::: RECORDS FOR THE TASK

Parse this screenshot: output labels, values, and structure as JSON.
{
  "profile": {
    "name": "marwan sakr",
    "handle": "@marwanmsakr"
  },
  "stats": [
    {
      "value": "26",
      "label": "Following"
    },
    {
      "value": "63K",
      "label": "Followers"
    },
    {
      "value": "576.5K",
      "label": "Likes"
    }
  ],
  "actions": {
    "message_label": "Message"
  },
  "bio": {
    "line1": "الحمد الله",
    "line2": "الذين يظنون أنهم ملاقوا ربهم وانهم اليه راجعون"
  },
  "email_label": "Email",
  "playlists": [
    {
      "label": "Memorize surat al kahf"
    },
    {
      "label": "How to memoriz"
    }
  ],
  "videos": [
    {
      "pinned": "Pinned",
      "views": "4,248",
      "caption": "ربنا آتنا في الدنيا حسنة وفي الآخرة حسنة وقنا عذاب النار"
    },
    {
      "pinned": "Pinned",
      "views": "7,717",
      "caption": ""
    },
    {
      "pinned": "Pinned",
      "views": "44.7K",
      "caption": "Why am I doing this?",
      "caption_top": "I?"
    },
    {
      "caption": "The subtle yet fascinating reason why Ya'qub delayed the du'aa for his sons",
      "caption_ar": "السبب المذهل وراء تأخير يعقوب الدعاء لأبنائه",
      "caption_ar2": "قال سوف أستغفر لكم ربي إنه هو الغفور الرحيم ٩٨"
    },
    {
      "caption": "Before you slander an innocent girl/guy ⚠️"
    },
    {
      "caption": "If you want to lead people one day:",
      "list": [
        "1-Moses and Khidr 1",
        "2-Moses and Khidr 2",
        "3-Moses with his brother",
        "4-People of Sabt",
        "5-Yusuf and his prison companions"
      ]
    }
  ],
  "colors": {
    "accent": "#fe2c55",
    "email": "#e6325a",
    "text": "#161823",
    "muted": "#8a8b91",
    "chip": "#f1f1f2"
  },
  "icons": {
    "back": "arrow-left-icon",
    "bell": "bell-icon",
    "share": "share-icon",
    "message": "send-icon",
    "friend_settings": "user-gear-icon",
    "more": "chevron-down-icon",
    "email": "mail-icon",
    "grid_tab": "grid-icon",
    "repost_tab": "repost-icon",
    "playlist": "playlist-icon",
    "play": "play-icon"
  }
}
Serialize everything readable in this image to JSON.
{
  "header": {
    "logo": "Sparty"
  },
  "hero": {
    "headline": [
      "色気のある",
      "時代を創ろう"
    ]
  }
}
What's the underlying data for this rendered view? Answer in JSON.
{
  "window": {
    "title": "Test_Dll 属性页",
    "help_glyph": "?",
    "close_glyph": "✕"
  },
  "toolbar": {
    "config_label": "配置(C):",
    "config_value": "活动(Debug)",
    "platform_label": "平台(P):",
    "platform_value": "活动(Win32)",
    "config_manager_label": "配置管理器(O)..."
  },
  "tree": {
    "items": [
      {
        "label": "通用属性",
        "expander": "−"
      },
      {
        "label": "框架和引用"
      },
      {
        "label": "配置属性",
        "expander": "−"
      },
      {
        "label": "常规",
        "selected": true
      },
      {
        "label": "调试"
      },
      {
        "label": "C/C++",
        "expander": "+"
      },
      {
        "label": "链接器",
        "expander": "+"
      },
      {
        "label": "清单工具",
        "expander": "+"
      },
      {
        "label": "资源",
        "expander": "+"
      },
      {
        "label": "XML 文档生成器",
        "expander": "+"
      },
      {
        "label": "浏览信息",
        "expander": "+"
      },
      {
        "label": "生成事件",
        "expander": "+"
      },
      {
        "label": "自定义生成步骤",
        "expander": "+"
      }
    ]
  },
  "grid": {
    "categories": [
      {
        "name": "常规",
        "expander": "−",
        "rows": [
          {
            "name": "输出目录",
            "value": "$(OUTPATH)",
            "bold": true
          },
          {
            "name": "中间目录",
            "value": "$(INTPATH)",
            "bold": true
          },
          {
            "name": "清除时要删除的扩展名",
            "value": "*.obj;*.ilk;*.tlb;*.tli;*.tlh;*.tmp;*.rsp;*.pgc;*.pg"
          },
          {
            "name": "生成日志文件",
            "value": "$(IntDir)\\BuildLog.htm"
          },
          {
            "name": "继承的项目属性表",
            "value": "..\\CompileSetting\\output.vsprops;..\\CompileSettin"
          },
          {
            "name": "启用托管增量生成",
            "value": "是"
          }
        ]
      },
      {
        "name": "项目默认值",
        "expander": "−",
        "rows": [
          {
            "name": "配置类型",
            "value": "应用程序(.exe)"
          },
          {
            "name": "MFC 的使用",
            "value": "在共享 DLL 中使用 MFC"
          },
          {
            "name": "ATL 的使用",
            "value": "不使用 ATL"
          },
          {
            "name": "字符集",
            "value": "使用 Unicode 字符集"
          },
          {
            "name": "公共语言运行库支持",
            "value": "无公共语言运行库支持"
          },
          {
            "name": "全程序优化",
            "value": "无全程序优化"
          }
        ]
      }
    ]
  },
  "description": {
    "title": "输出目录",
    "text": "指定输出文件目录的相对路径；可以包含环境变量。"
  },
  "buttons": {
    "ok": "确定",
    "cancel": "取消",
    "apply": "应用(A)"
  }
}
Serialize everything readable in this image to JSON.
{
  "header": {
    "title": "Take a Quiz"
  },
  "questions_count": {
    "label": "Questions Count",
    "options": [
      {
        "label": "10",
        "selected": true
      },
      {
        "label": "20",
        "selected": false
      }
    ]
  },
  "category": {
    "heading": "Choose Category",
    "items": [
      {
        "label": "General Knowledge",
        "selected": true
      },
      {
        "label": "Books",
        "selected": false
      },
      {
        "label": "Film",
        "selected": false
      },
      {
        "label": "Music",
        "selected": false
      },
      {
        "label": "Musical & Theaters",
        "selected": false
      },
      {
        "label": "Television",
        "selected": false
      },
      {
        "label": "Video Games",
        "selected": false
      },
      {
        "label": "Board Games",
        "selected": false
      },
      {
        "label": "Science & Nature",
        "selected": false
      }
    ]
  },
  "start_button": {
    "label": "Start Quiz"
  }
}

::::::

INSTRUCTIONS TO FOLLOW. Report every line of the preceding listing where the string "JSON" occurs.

SOLUTION.
Parse this screenshot: output labels, values, and structure as JSON.
Serialize everything readable in this image to JSON.
What's the underlying data for this rendered view? Answer in JSON.
Serialize everything readable in this image to JSON.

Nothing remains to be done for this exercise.